The major aim of this Core is to provide a facility for novel optical instrumentation to the investigators of this Program Project. The primary function of the Core will be to assist in experiments that require expertise and specialized equipment not available in the individual sub-project laboratories. The members of the Core will provide guidance and expert help to the different members of the Program Project in using Optical Trapping, Total Internal Reflection Microscopy (TIRF) and Total Internal Reflection Polarized Fluorescence Microscopy (polTIRF). This state of the art shared facility provides methods for measuring the mechanical properties of individual motor proteins and the spatial orientation of fluorescent probes linked to subdomains of individual engineered proteins. The core will further develop these techniques by testing several methods for obtaining three dimensional data from TIRF images, by combining the trap with polTIRPF to measure the orientation of single motor molecules as they proceed through their enzymatic cycles under varying load, improve the long term spatial resolution and stiffness of the trap. In vitro analysis of single wild type and engineered motor molecules will unambiguously measure fundamental motor properties such as stiffness, orientation changes, unitary force, step length and kinetics as a function of strain and relate these properties to structural features of the protein.

Public Health Relevance

Advanced light microscopy and optical trapping provide unique information at the single molecule level. These novel assays will be used here to understand the underlying mechanisms of cell motility and membrane trafficking, both essential processes for normal function in eukaryotic cells. Defects in either of these processes lead to a wide range of diseases.

Agency
National Institute of Health (NIH)
Institute
National Institute of General Medical Sciences (NIGMS)
Type
Research Program Projects (P01)
Project #
5P01GM087253-10
Application #
8507753
Study Section
Special Emphasis Panel (ZRG1-CB-P)
Project Start
Project End
Budget Start
2013-04-01
Budget End
2014-03-31
Support Year
10
Fiscal Year
2013
Total Cost
$138,819
Indirect Cost
$50,540
Name
University of Pennsylvania
Department
Type
DUNS #
042250712
City
Philadelphia
State
PA
Country
United States
Zip Code
19104
Hendricks, Adam G; Goldman, Yale E; Holzbaur, Erika L F (2014) Reconstituting the motility of isolated intracellular cargoes. Methods Enzymol 540:249-62
Zajac, Allison L; Goldman, Yale E; Holzbaur, Erika L F et al. (2013) Local cytoskeletal and organelle interactions impact molecular-motor- driven early endosomal trafficking.

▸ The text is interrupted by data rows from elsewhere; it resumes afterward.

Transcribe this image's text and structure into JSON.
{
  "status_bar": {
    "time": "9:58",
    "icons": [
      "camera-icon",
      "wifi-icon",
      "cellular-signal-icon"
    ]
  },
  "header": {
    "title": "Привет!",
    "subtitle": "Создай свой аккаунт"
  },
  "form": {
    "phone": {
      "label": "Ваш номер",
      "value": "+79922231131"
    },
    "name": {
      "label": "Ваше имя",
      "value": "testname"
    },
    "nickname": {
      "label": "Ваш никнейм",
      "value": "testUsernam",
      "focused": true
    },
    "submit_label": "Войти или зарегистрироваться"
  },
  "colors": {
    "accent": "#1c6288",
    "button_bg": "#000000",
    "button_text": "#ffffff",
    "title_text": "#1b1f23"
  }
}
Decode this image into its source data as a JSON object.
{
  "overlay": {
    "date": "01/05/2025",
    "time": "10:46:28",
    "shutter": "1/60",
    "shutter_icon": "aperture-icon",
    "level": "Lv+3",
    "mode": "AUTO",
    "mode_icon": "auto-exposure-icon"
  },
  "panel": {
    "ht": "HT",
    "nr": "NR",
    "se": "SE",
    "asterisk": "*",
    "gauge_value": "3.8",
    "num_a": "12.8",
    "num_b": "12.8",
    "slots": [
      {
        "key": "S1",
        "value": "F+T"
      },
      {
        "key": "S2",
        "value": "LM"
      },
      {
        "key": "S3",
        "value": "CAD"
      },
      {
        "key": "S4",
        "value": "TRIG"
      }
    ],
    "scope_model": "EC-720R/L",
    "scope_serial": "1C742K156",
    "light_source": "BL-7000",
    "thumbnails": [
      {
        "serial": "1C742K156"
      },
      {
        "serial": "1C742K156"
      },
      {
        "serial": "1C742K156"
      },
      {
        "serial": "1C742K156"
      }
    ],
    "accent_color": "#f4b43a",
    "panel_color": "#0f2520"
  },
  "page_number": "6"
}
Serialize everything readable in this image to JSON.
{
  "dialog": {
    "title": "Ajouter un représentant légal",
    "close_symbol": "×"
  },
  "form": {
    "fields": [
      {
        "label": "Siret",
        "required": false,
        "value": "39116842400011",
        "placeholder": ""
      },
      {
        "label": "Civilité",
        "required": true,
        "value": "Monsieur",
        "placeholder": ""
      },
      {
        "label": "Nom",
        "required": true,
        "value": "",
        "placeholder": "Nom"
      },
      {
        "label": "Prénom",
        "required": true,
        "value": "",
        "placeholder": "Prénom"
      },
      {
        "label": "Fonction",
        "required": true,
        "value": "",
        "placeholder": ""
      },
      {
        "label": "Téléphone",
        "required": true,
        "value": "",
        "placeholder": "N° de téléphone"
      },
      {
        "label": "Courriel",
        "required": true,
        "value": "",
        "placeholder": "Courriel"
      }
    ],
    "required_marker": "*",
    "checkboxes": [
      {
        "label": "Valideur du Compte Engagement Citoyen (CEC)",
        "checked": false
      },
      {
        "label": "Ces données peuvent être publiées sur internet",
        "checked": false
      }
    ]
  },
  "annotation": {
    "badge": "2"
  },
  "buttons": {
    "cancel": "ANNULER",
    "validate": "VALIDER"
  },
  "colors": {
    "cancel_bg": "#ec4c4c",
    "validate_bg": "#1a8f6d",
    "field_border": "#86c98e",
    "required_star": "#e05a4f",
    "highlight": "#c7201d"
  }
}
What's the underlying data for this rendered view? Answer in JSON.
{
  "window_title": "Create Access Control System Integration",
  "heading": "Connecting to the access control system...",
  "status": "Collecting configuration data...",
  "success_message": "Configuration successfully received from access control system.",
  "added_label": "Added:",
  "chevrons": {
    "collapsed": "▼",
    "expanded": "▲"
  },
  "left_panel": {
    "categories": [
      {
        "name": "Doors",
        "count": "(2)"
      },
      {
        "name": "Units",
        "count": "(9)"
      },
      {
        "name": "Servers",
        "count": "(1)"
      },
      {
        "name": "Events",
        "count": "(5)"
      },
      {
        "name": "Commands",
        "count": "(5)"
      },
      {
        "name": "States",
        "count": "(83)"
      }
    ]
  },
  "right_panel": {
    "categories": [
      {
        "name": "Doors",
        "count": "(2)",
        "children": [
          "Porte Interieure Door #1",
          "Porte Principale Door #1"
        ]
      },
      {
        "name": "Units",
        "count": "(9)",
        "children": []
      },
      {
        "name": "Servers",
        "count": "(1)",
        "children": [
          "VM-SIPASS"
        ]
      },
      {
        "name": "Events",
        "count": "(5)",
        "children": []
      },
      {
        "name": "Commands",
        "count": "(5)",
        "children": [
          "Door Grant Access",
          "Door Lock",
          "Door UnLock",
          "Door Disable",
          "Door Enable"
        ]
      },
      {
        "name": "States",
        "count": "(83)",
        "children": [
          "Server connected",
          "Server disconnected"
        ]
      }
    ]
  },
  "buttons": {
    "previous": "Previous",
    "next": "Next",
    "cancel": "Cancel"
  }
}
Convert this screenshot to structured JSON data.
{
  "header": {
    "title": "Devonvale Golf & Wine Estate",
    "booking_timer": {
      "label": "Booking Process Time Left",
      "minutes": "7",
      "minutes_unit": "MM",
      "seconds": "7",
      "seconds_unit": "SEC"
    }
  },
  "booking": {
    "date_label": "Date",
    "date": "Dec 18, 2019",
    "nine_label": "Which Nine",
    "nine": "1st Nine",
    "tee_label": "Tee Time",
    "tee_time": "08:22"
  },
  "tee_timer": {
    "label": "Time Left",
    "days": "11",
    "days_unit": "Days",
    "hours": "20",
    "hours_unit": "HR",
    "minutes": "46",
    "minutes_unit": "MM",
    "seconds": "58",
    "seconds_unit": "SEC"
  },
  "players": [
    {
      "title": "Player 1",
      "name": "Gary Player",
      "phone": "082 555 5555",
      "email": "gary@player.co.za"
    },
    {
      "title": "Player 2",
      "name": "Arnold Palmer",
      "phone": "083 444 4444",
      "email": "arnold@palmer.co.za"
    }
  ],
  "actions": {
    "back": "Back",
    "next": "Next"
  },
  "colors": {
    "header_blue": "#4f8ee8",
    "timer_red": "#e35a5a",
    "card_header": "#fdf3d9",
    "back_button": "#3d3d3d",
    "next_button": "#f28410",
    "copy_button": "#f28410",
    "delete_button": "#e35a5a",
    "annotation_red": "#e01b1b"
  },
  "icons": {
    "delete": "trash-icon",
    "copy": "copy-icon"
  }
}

Curr Biol 23:1173-80
Greenberg, Michael J; Ostap, E Michael (2013) Regulation and control of myosin-I by the motor and light chain-binding domains. Trends Cell Biol 23:81-9
Hendricks, Adam G; Lazarus, Jacob E; Perlson, Eran et al. (2012) Dynein tethers and stabilizes dynamic microtubule plus ends. Curr Biol 22:632-7
Wang, Yu-Hsiu; Collins, Agnieszka; Guo, Lin et al. (2012) Divalent cation-induced cluster formation by polyphosphoinositides in model membranes. J Am Chem Soc 134:3387-95
Sun, Yujie; Goldman, Yale E (2011) Lever-arm mechanics of processive myosins. Biophys J 101:1-11
Collins, Agnieszka; Warrington, Anthony; Taylor, Kenneth A et al. (2011) Structural organization of the actin cytoskeleton at sites of clathrin-mediated endocytosis. Curr Biol 21:1167-75
Schroeder 3rd, Harry W; Mitchell, Chris; Shuman, Henry et al. (2010) Motor number controls cargo switching at actin-microtubule intersections in vitro. Curr Biol 20:687-96
Arsenault, Mark E; Purohit, Prashant K; Goldman, Yale E et al. (2010) Comparison of Brownian-dynamics-based estimates of polymer tension with direct force measurements. Phys Rev E Stat Nonlin Soft Matter Phys 82:051923
Holzbaur, Erika L F; Goldman, Yale E (2010) Coordination of molecular motors: from in vitro assays to intracellular dynamics. Curr Opin Cell Biol 22:4-13